The main advantage here is that the hosting environment (the servers) is highly optimised for delivering WordPress websites, giving it a huge speed boost compared to many shared hosting options.
As well as being optimised for speed, it allows the host to implement WordPress specific features for caching, security, and general site management both within your site and on the hosting network as a whole.
At Nova we go a step further with our WordPress Hosting and every site we setup runs on its own server (actually a VPS, but more on that below) so your site is ring-fenced from any other site, giving you maximum reliability and scalability, with the option to add more resource when you need it.
This would be our first choice for 90% of website projects as it gives you the power, flexibility, and reliability that a professional site needs.
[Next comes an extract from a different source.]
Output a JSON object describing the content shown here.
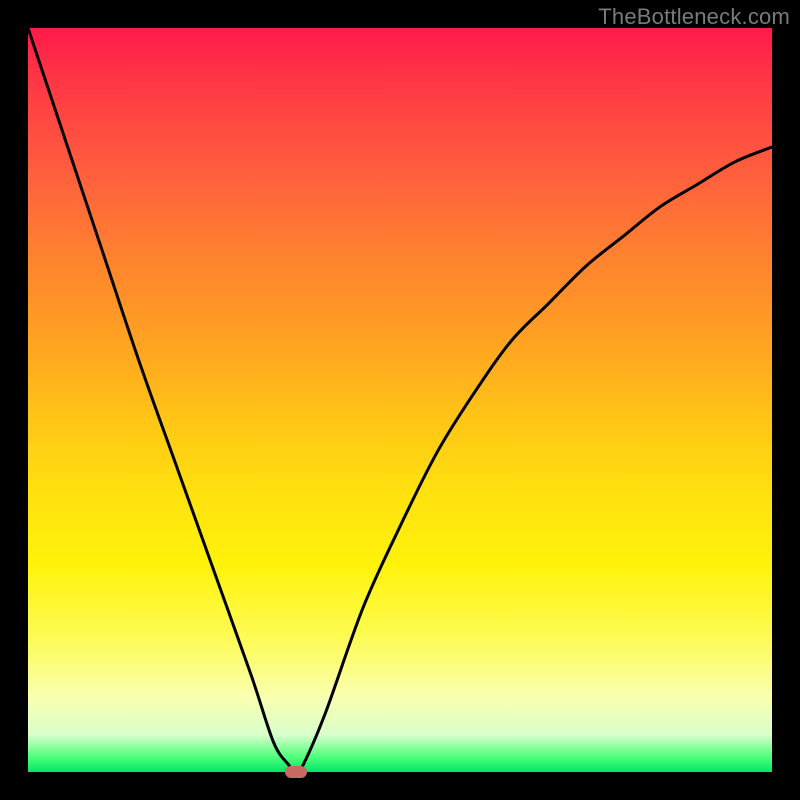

Not using WordPress, but need some of these goodies, next up VPS.
This next type of hosting is the first step into the more technical side of hosting, a VPS or Virtual Private Server is a dedicated portion of a much larger server (or network of servers) and allows you dedicated resources as well as a higher level of access to do more technical configurations.
You get resources such as CPU, RAM, and SSD that are only accessible to your website, meaning it is never affected by other websites on the same network, this gives maximum reliability and scalability for your site.
In addition to the above, you have greater control of what is installed on your website's environment, allowing you to do things you cannot when on a shared network.
A good example of this is complex functionality. Let's say you wanted to allow video uploads to your website from your visitors. To do this you would need to install the required systems to manage that feature (such as FFMpeg). Being on a VPS you have that access, so can install the server level programs needed to facilitate that feature at the website level.
The downside to a VPS is quite simple, you need to know how to manage a VPS, so it is not recommended for the non-technical.
If you know your tech and have a custom web project in mind, then maybe Dedicated is the way to go ...up next!
A dedicated server is when you rent an entire server, this is usually a physical server that sits in a rack, in a data centre. You can build it from the ground up, choosing hardware resources, and operating systems to suit your needs.
With advancements in hosting and VPS in general it is rare a website needs a dedicated hosting setup, but if you think you do then you probably already know why. It usually means you are looking to handle;
If so, then dedicated is for you. With absolute control over your environment, you can set a dedicated server up with as much resource as you need (and add more when you need it), run it on any OS and framework you choose, and customize every inch of its setup.
This is without a doubt the nuclear option, and should only be for those who understand the technical complexities that come with setting it up and managing it on a regular basis.
I could continue by talking about Cloud Hosting, Clusters, CDN’s, and all the other types of hosting that exist in the ever expanding world of hosting, but hopefully, that’s given you a taste for the common types that are available.
If you have a project on and are not sure where to start, get in touch with us, we have worked with them all and are on hand to give free friendly advice.